Scam Alert: Caller ID Spoofing

The State Bar of Arizona has recently circulated a warning about a type of telephone scam which uses caller ID “spoofing.”  In this type of scam, the scammer disguises his or her number to trick the target into thinking he or she is speaking with a trustworthy person, such as a police officer or attorney.

What is Spoofing?

“Spoofing” is telephone technology which allows one phone number to be disguised as another on caller ID.  Many businesses and law enforcement offices use spoofing for legitimate purposes – for instance, to protect the privacy of employees or crime victims by disguising their personal mobile numbers.  Unfortunately, scammers have begun to take advantage of this telephone service feature and misuse it for personal gain, and there is no way for a business owner to prevent his or her number from being used in a scam.

What a Spoofing Scam Looks Like

Here’s how a typical spoofing scam call might go:

  1. You receive a call from a trusted number, such as a familiar business (even ELET!).
  2. Even though the number looks familiar, the person on the line is unfamiliar to you, and they tell you that you need to pay additional money or ask you for sensitive identification information.  They may give you a toll-free number to call for submitting that information or making a payment.
  3. If you call the toll-free number, you are directed as to how to pay money or submit your information.

How to Avoid Falling Victim to a Scam

The first way to avoid being tricked is to maintain a healthy level of suspicion, especially when it comes to your caller ID.  Just because the number looks familiar, your security is not guaranteed.  If you are being asked for money or sensitive information and you have any doubt at all as to the authenticity of a call, don’t reveal your information right away!  Pay attention to the warning flags that pop up in your mind when you are asked for sensitive information.

If you are unsure as to the legitimacy of the call (for instance, if you receive a call which appears to be from ELET but you are not sure if you are really speaking to an ELET employee), hang up and call the business’s published number.  An incoming call to a familiar person or business will be directed to the actual owner of the number, not to the scammer.  If the call comes from an unfamiliar but possibly legitimate source (the IRS, police station, a bank, etc.), ask the caller to give you a number where you can return their call.  Then do an online search for that number.  If the number appears in a business listing, chances are the call is legitimate and it is safe to call back.

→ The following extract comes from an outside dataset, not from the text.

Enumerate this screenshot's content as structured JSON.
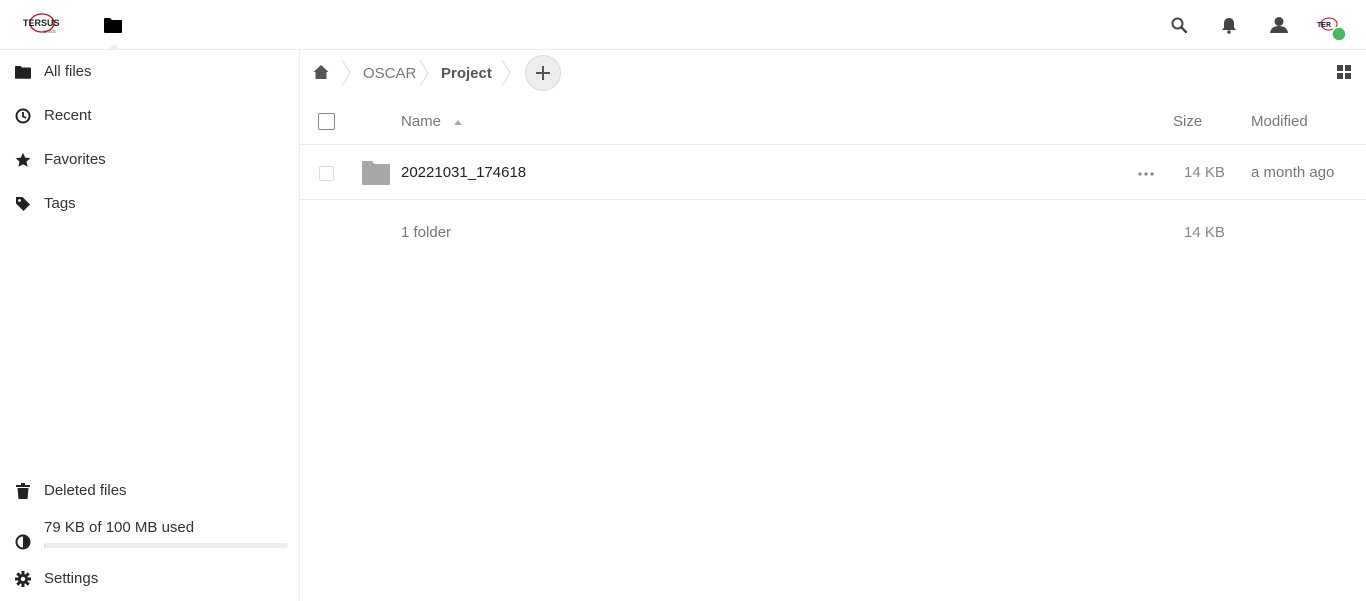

Safeguard Your Information

At Elder Law of East Tennessee, we encourage all of our clients to be very careful with personal information and only share as much as is needed.  With many scams particularly targeting the elderly population, it is important for elders and their adult children to guard against potential scams.  We also encourage other business owners to educate their clients of all age groups about spoofing scams.  While businesses cannot protect their own numbers from being scammed, we can all ensure the ongoing trust of our clients by educating them about potential scams and responding with sensitivity whenever a client wishes to double-check our credentials before revealing information.